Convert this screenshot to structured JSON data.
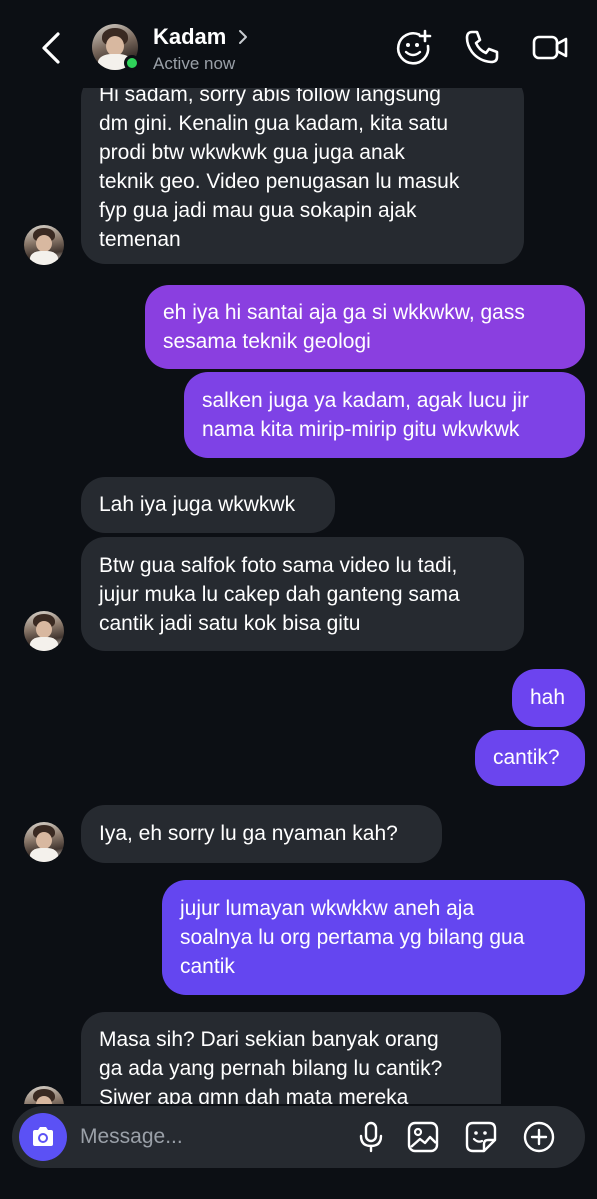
{
  "header": {
    "name": "Kadam",
    "status": "Active now"
  },
  "messages": [
    {
      "side": "in",
      "text": "Hi sadam, sorry abis follow langsung\ndm gini. Kenalin gua kadam, kita satu\nprodi btw wkwkwk gua juga anak\nteknik geo. Video penugasan lu masuk\nfyp gua jadi mau gua sokapin ajak\ntemenan"
    },
    {
      "side": "out",
      "text": "eh iya hi santai aja ga si wkkwkw, gass\nsesama teknik geologi"
    },
    {
      "side": "out",
      "text": "salken juga ya kadam, agak lucu jir\nnama kita mirip-mirip gitu wkwkwk"
    },
    {
      "side": "in",
      "text": "Lah iya juga wkwkwk"
    },
    {
      "side": "in",
      "text": "Btw gua salfok foto sama video lu tadi,\njujur muka lu cakep dah ganteng sama\ncantik jadi satu kok bisa gitu"
    },
    {
      "side": "out",
      "text": "hah"
    },
    {
      "side": "out",
      "text": "cantik?"
    },
    {
      "side": "in",
      "text": "Iya, eh sorry lu ga nyaman kah?"
    },
    {
      "side": "out",
      "text": "jujur lumayan wkwkkw aneh aja\nsoalnya lu org pertama yg bilang gua\ncantik"
    },
    {
      "side": "in",
      "text": "Masa sih? Dari sekian banyak orang\nga ada yang pernah bilang lu cantik?\nSiwer apa gmn dah mata mereka"
    }
  ],
  "composer": {
    "placeholder": "Message..."
  },
  "colors": {
    "background": "#0c0f14",
    "incoming_bubble": "#262a30",
    "outgoing_purple": "#8a3fe0",
    "outgoing_violet": "#6b45ee",
    "online": "#2fd35a",
    "camera_button": "#5b51f5"
  },
  "icons": [
    "back-arrow-icon",
    "chevron-right-icon",
    "sticker-add-icon",
    "phone-icon",
    "video-camera-icon",
    "camera-icon",
    "microphone-icon",
    "gallery-icon",
    "sticker-icon",
    "plus-circle-icon"
  ]
}
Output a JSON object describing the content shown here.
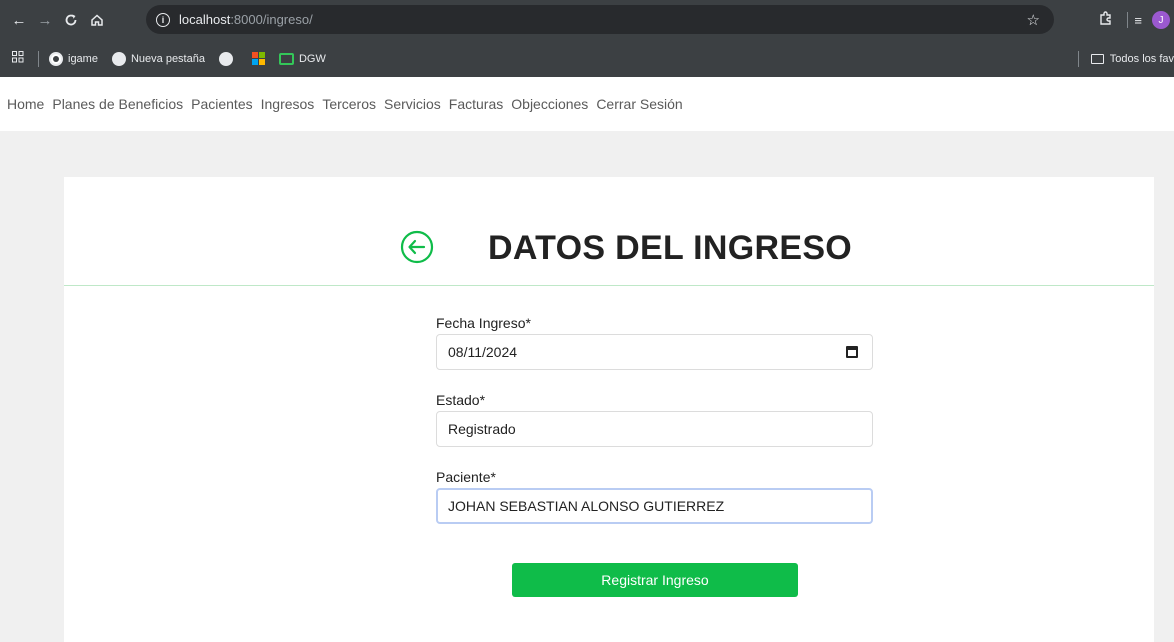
{
  "browser": {
    "url_host": "localhost",
    "url_rest": ":8000/ingreso/",
    "avatar_letter": "J"
  },
  "bookmarks": {
    "items": [
      {
        "label": "igame",
        "icon": "whatsapp-icon"
      },
      {
        "label": "Nueva pestaña",
        "icon": "globe-icon"
      },
      {
        "label": "",
        "icon": "globe-icon"
      },
      {
        "label": "",
        "icon": "microsoft-icon"
      },
      {
        "label": "DGW",
        "icon": "dgw-icon"
      }
    ],
    "all_bookmarks": "Todos los fav"
  },
  "nav": {
    "items": [
      "Home",
      "Planes de Beneficios",
      "Pacientes",
      "Ingresos",
      "Terceros",
      "Servicios",
      "Facturas",
      "Objecciones",
      "Cerrar Sesión"
    ]
  },
  "page": {
    "title": "DATOS DEL INGRESO",
    "accent_color": "#0fbc49"
  },
  "form": {
    "fecha_label": "Fecha Ingreso*",
    "fecha_value": "08/11/2024",
    "estado_label": "Estado*",
    "estado_value": "Registrado",
    "paciente_label": "Paciente*",
    "paciente_value": "JOHAN SEBASTIAN ALONSO GUTIERREZ",
    "submit_label": "Registrar Ingreso"
  }
}
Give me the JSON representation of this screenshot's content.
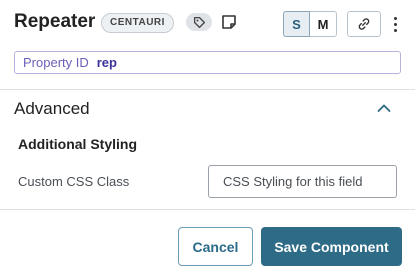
{
  "header": {
    "title": "Repeater",
    "badge": "CENTAURI",
    "tag_icon": "tag-icon",
    "note_icon": "note-icon",
    "size_options": [
      "S",
      "M"
    ],
    "selected_size": "S",
    "link_icon": "link-icon",
    "more_icon": "more-vertical-icon"
  },
  "property": {
    "label": "Property ID",
    "value": "rep"
  },
  "advanced": {
    "title": "Advanced",
    "expanded": true,
    "chevron_icon": "chevron-up-icon",
    "subsection_title": "Additional Styling",
    "css_class_label": "Custom CSS Class",
    "css_class_placeholder": "CSS Styling for this field",
    "css_class_value": ""
  },
  "footer": {
    "cancel_label": "Cancel",
    "save_label": "Save Component"
  },
  "colors": {
    "primary": "#2e6b87",
    "property_accent": "#3d3399",
    "property_border": "#b8b3de"
  }
}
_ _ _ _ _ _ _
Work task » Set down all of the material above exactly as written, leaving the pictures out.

Answer box »
Convert this screenshot to structured JSON data.
{
  "header": {
    "name": "Kadam",
    "status": "Active now"
  },
  "messages": [
    {
      "side": "in",
      "text": "Hi sadam, sorry abis follow langsung\ndm gini. Kenalin gua kadam, kita satu\nprodi btw wkwkwk gua juga anak\nteknik geo. Video penugasan lu masuk\nfyp gua jadi mau gua sokapin ajak\ntemenan"
    },
    {
      "side": "out",
      "text": "eh iya hi santai aja ga si wkkwkw, gass\nsesama teknik geologi"
    },
    {
      "side": "out",
      "text": "salken juga ya kadam, agak lucu jir\nnama kita mirip-mirip gitu wkwkwk"
    },
    {
      "side": "in",
      "text": "Lah iya juga wkwkwk"
    },
    {
      "side": "in",
      "text": "Btw gua salfok foto sama video lu tadi,\njujur muka lu cakep dah ganteng sama\ncantik jadi satu kok bisa gitu"
    },
    {
      "side": "out",
      "text": "hah"
    },
    {
      "side": "out",
      "text": "cantik?"
    },
    {
      "side": "in",
      "text": "Iya, eh sorry lu ga nyaman kah?"
    },
    {
      "side": "out",
      "text": "jujur lumayan wkwkkw aneh aja\nsoalnya lu org pertama yg bilang gua\ncantik"
    },
    {
      "side": "in",
      "text": "Masa sih? Dari sekian banyak orang\nga ada yang pernah bilang lu cantik?\nSiwer apa gmn dah mata mereka"
    }
  ],
  "composer": {
    "placeholder": "Message..."
  },
  "colors": {
    "background": "#0c0f14",
    "incoming_bubble": "#262a30",
    "outgoing_purple": "#8a3fe0",
    "outgoing_violet": "#6b45ee",
    "online": "#2fd35a",
    "camera_button": "#5b51f5"
  },
  "icons": [
    "back-arrow-icon",
    "chevron-right-icon",
    "sticker-add-icon",
    "phone-icon",
    "video-camera-icon",
    "camera-icon",
    "microphone-icon",
    "gallery-icon",
    "sticker-icon",
    "plus-circle-icon"
  ]
}
Output a JSON object describing the content shown here.
{
  "browser": {
    "url_host": "localhost",
    "url_rest": ":8000/ingreso/",
    "avatar_letter": "J"
  },
  "bookmarks": {
    "items": [
      {
        "label": "igame",
        "icon": "whatsapp-icon"
      },
      {
        "label": "Nueva pestaña",
        "icon": "globe-icon"
      },
      {
        "label": "",
        "icon": "globe-icon"
      },
      {
        "label": "",
        "icon": "microsoft-icon"
      },
      {
        "label": "DGW",
        "icon": "dgw-icon"
      }
    ],
    "all_bookmarks": "Todos los fav"
  },
  "nav": {
    "items": [
      "Home",
      "Planes de Beneficios",
      "Pacientes",
      "Ingresos",
      "Terceros",
      "Servicios",
      "Facturas",
      "Objecciones",
      "Cerrar Sesión"
    ]
  },
  "page": {
    "title": "DATOS DEL INGRESO",
    "accent_color": "#0fbc49"
  },
  "form": {
    "fecha_label": "Fecha Ingreso*",
    "fecha_value": "08/11/2024",
    "estado_label": "Estado*",
    "estado_value": "Registrado",
    "paciente_label": "Paciente*",
    "paciente_value": "JOHAN SEBASTIAN ALONSO GUTIERREZ",
    "submit_label": "Registrar Ingreso"
  }
}
Give me the JSON representation of this screenshot's content.
{
  "header": {
    "title": "Repeater",
    "badge": "CENTAURI",
    "tag_icon": "tag-icon",
    "note_icon": "note-icon",
    "size_options": [
      "S",
      "M"
    ],
    "selected_size": "S",
    "link_icon": "link-icon",
    "more_icon": "more-vertical-icon"
  },
  "property": {
    "label": "Property ID",
    "value": "rep"
  },
  "advanced": {
    "title": "Advanced",
    "expanded": true,
    "chevron_icon": "chevron-up-icon",
    "subsection_title": "Additional Styling",
    "css_class_label": "Custom CSS Class",
    "css_class_placeholder": "CSS Styling for this field",
    "css_class_value": ""
  },
  "footer": {
    "cancel_label": "Cancel",
    "save_label": "Save Component"
  },
  "colors": {
    "primary": "#2e6b87",
    "property_accent": "#3d3399",
    "property_border": "#b8b3de"
  }
}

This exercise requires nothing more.